Sophie Gill If a producer makes a formal written offer to carry out work, supply goods, or buy land, shares, or another asset for a stated fixed price, it is known as a tender. It is very similar to a job advertisement, where companies may pitch their brief or send a letter asking what needs to be done. A tender brief is one where there are not too many advantages. The client has access to ideas they may not have thought of by themselves. However, this can disadvantage the company because they may receive a product completely different to the original idea, which can happen when using an informal brief. Also, the product may be adapted to the client, especially with carrying out the process on very little information, and so may be harder to sell.
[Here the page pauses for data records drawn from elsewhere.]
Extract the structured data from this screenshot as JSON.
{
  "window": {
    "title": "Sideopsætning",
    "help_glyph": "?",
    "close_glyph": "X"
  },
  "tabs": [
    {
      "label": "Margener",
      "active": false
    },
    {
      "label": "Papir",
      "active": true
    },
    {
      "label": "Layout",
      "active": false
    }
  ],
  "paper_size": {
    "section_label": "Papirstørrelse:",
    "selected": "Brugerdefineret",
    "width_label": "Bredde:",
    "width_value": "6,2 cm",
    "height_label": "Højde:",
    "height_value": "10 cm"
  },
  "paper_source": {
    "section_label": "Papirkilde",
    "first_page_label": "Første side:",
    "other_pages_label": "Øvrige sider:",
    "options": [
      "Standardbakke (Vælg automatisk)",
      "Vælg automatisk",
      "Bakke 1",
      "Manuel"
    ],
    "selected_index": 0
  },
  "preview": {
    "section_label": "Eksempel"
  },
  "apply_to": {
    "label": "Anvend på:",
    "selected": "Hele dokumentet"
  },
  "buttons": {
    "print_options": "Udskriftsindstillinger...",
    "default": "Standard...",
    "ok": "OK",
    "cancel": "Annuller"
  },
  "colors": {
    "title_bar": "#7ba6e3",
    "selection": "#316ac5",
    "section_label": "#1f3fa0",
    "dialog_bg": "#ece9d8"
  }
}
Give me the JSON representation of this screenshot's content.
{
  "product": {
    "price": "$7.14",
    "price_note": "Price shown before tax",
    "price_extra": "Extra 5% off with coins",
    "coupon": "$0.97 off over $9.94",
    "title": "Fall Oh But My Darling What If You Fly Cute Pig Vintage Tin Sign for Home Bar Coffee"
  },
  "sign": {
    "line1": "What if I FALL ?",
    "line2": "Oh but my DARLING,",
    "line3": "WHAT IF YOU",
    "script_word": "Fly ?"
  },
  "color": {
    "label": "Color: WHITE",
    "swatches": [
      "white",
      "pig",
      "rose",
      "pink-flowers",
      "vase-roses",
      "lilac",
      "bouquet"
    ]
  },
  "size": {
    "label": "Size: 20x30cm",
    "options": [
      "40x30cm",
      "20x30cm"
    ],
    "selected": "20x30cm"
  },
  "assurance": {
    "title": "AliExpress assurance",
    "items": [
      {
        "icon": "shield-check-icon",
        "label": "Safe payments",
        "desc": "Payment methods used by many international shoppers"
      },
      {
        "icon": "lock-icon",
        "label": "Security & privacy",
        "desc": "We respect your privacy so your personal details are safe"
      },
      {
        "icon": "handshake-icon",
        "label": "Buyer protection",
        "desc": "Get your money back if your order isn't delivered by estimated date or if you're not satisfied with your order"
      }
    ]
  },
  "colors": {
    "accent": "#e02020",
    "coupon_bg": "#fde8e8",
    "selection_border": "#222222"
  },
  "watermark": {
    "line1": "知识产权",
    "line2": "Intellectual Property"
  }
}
A cooperative brief is where multiple producers are working on a project. One company may be doing the graphics for a project. Due to having multiple people working on the project, the brief is fulfilled by one producer but there can be added complications and addition layers of communication. Working together can add specialist skills from different companies to contribute to a stronger finished piece. Due to multiple people getting to work on a single product, the advantages allow everybody to have their input and explore their imagination, this is in comparison to a contractual brief where there is no room for imagination. Also, everybody can manipulate the product in their own way, allowing everybody to have equal input as well as make it their own. However, to resolve these issues of ideas clashing etc., a negotiated brief can be used as an alternative if no conclusions are made. Also, if a client is employed by multiple companies, the companies may disagree over who should take the product to sell/budgets/profits made.

Sophie Gill

A prize can encourage producers to fulfil the brief (maybe without payment). A competition is a good opportunity for a new company to show their skills and talents. However, if the prize is won by a larger competitor there may be no return of time and resources invested.

This brief is open for anybody to use. It is normally used in competitions on television, allowing the biggest audience to get involved and apply for a prize. Prizes vary depending on how big/small the constitution is which can be both an advantage and a disadvantage. These briefs appear through advertisement, which again can be both an advantage and disadvantage due to how big/small the company is and how much they can afford to spend on advertisements. The prizes can be suitable for the smaller companies because it helps to get them recognised in the bigger industry, but it can also be financially damaging to such a small industry.

Working to a brief  
Working to a brief